Work task — Copy every line that holds the string "this" from the data below.

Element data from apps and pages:

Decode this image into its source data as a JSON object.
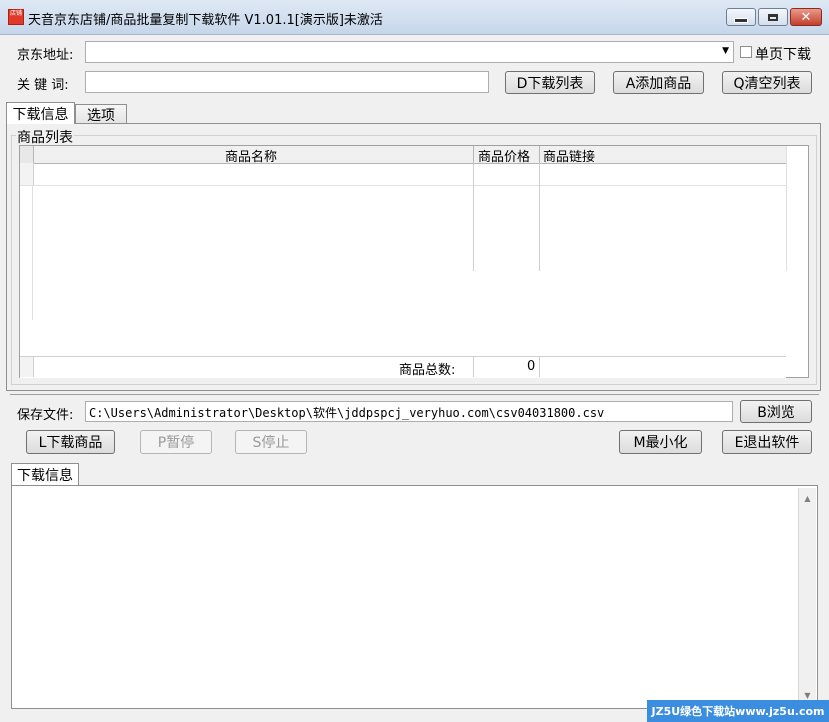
{
  "window": {
    "title": "天音京东店铺/商品批量复制下载软件 V1.01.1[演示版]未激活",
    "icon_text": "店铺"
  },
  "form": {
    "address_label": "京东地址:",
    "address_value": "",
    "single_page_label": "单页下载",
    "keyword_label": "关 键 词:",
    "keyword_value": "",
    "btn_download_list": "D下载列表",
    "btn_add_product": "A添加商品",
    "btn_clear_list": "Q清空列表"
  },
  "tabs": {
    "download_info": "下载信息",
    "options": "选项"
  },
  "product_list": {
    "group_title": "商品列表",
    "columns": [
      "商品名称",
      "商品价格",
      "商品链接"
    ],
    "total_label": "商品总数:",
    "total_value": "0"
  },
  "save": {
    "label": "保存文件:",
    "path": "C:\\Users\\Administrator\\Desktop\\软件\\jddpspcj_veryhuo.com\\csv04031800.csv",
    "browse": "B浏览"
  },
  "actions": {
    "download": "L下载商品",
    "pause": "P暂停",
    "stop": "S停止",
    "minimize": "M最小化",
    "exit": "E退出软件"
  },
  "log": {
    "tab_label": "下载信息"
  },
  "watermark": "JZ5U绿色下载站www.jz5u.com"
}
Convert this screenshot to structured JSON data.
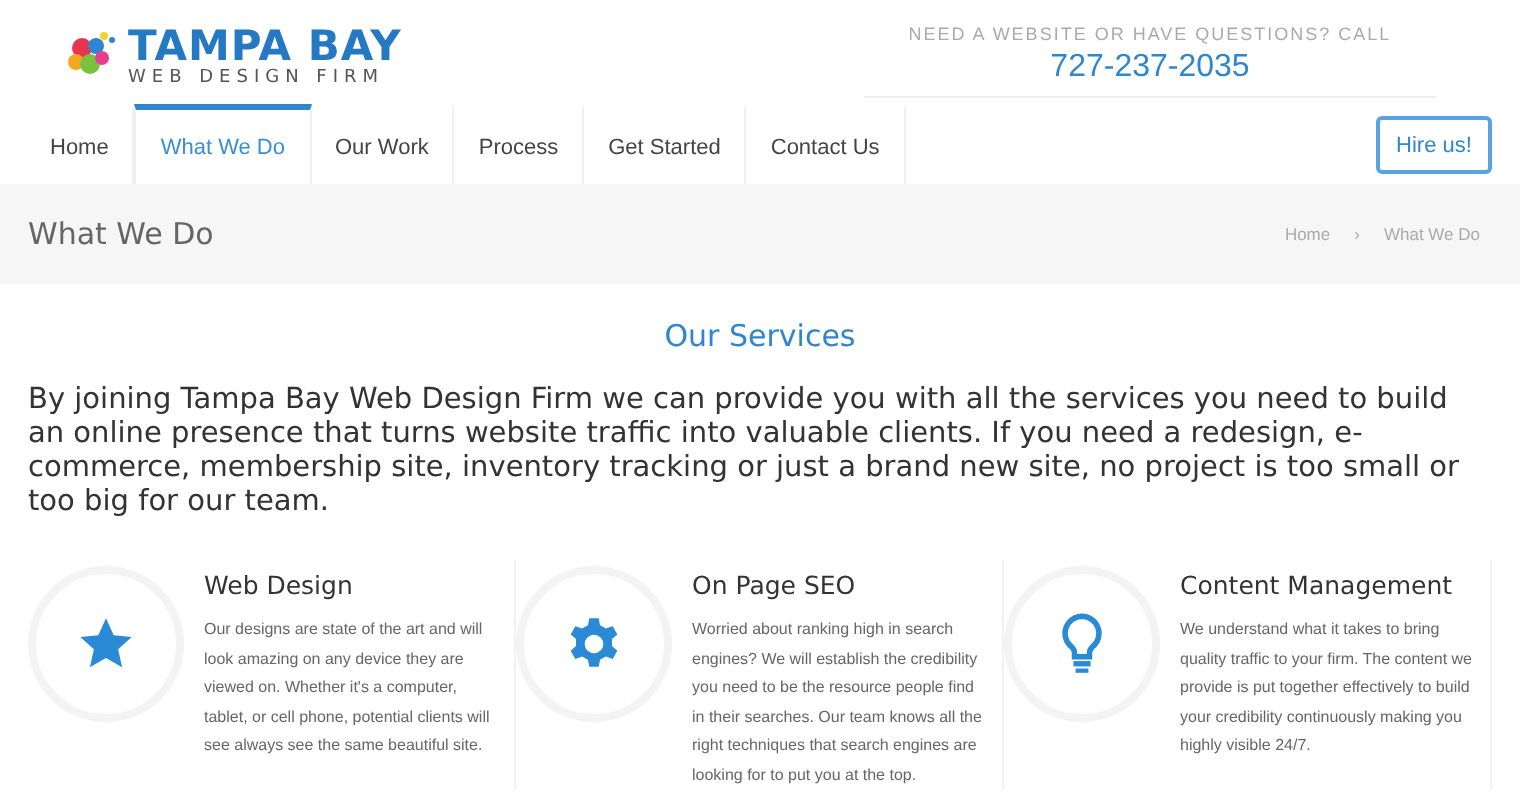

Response to the exercise —
Decode this image into its source data as a JSON object.
Convert this screenshot to structured JSON data.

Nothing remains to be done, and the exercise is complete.